Climate change refers to long-term shifts in temperatures and weather patterns. Historically, these shifts were natural. But since the Industrial Revolution, scientists have found that the main driver of climate change has been human activities, primarily by adding significant amounts of greenhouse gases into the atmosphere through the burning of fossil fuels.
Today, climate change is destabilizing Earth’s temperature equilibrium and is having a widespread impact on humans, animals, and the environment. Some of the consequences of anthropogenic climate change include warmer air and ocean temperatures, shrinking glaciers, increasing spread of pests and pathogens, declining biodiversity, and more intense and frequent extreme weather events.
But how quickly can the climate recover from the warming caused by an increase in carbon dioxide in the atmosphere?
Researchers from Johannes Gutenberg-University Mainz in Germany looked into this question by investigating the significant rise in global temperatures that took place 56 million years ago. Likely triggered by a volcanic eruption, the increase of between 5 and 8 degrees Celsius was the fastest natural period of global warming that has impacted the climate.
Because higher temperatures cause rocks to weather faster, the research team decided to analyze the weathering processes that occurred during the warming event 56 million years ago. Their findings, which were recently published in the Journal Science Advances, indicate that the climate took between 20,000 and 50,000 years to stabilize following the rise in global temperatures.
Climate change is not some distant problem. It is happening now and it poses a serious threat to all forms of life. We need to address the problem with more urgency.

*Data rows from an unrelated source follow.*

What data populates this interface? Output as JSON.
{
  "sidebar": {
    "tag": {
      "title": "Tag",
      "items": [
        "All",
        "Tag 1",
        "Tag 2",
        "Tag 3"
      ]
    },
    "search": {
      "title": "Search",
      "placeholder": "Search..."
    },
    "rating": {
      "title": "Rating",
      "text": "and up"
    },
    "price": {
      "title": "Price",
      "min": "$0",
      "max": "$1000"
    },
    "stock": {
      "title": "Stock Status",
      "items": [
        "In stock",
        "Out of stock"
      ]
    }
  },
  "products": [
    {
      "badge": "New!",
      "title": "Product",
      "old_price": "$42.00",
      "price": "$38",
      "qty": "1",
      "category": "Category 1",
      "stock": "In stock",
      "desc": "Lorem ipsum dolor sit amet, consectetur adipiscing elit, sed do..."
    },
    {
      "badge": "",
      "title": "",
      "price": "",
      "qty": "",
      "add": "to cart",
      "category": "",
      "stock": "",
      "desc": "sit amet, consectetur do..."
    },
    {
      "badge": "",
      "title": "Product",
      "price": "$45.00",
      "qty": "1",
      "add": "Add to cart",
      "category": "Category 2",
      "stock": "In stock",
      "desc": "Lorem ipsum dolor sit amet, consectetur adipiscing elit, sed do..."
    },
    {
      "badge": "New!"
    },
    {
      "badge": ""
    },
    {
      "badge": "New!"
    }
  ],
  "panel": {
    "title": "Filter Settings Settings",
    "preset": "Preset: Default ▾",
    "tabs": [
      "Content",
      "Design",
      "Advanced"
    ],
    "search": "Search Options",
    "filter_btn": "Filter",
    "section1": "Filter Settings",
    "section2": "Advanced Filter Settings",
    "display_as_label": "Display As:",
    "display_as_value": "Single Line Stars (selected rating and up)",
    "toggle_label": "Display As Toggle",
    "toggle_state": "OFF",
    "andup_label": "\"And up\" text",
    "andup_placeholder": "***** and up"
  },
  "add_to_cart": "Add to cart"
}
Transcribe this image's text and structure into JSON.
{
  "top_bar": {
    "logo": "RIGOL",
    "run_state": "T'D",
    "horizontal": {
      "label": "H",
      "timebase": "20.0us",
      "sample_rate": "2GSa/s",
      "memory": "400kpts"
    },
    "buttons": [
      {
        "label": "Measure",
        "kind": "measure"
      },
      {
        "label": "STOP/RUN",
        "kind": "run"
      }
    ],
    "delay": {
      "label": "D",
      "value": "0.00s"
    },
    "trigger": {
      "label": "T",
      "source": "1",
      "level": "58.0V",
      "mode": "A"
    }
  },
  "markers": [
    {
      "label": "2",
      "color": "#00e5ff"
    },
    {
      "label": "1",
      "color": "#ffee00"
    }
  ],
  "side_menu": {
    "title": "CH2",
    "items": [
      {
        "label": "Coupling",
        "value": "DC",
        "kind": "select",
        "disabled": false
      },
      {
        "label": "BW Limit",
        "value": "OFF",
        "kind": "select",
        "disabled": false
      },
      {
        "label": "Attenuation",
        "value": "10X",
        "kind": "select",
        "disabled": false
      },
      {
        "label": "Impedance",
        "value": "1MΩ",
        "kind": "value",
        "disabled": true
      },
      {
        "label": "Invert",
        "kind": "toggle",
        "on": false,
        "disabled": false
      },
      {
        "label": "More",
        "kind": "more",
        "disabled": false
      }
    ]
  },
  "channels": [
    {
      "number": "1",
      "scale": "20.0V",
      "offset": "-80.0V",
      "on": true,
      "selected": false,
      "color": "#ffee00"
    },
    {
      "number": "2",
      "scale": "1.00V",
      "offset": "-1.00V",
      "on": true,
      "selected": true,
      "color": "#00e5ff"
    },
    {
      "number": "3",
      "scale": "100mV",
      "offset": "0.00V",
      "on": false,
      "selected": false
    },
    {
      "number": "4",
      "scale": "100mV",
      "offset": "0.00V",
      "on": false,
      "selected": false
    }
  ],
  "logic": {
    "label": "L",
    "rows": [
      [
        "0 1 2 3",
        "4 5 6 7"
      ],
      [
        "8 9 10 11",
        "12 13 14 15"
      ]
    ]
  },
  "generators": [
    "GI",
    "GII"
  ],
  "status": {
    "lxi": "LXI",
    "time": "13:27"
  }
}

Photo, posted August 27, 2017, courtesy of Lt. Zachary West (100th MPAD) / Texas Military Department via Flickr.